Plasmodium falciparum malaria infections often comprise multiple distinct parasite clones. Few datasets have directly assessed infection complexity in humans and mosquitoes they infect. Examining parasites using molecular tools may provide insights into the selective transmissibility of isolates. Using capillary electrophoresis genotyping and next generation amplicon sequencing, we analysed complexity of parasite infections in human blood and in the midguts of mosquitoes that became infected in membrane feeding experiments using the same blood material in two West African settings. Median numbers of clones in humans and mosquitoes were higher in samples from Burkina Faso (4.5, interquartile range 2-8 for humans; and 2, interquartile range 1-3 for mosquitoes) than in The Gambia (2, interquartile range 1-3 and 1, interquartile range 1-3, for humans and mosquitoes, respectively). Whilst the median number of clones was commonly higher in human blood samples, not all transmitted alleles were detectable in the human peripheral blood. In both study sample sets, additional parasite alleles were identified in mosquitoes compared with the matched human samples (10-88.9% of all clones/feeding assay, n = 73 feeding assays). The results are likely due to preferential amplification of the most abundant clones in peripheral blood but confirm the presence of low density clones that produce transmissible sexual stage parasites.

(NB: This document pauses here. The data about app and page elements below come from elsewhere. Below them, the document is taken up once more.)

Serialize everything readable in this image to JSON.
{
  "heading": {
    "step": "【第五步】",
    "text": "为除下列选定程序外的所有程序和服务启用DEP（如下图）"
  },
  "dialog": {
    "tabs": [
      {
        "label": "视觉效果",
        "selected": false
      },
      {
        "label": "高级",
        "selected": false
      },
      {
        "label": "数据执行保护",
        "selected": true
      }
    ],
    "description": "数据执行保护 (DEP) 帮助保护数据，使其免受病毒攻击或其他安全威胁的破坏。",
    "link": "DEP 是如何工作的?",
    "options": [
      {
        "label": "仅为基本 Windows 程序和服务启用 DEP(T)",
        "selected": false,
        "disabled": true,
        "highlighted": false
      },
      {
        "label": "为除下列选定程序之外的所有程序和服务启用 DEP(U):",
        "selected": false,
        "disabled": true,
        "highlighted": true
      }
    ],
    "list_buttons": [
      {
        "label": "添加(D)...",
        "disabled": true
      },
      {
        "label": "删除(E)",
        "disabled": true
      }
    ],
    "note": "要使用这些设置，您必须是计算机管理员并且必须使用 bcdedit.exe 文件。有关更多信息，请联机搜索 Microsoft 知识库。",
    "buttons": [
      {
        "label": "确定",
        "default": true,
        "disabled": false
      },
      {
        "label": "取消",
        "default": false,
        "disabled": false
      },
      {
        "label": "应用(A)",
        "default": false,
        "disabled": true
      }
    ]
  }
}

Keywords: Malaria; Mosquito; Multiplicity of infection; Transmission.
Copyright © 2018. Published by Elsevier Ltd.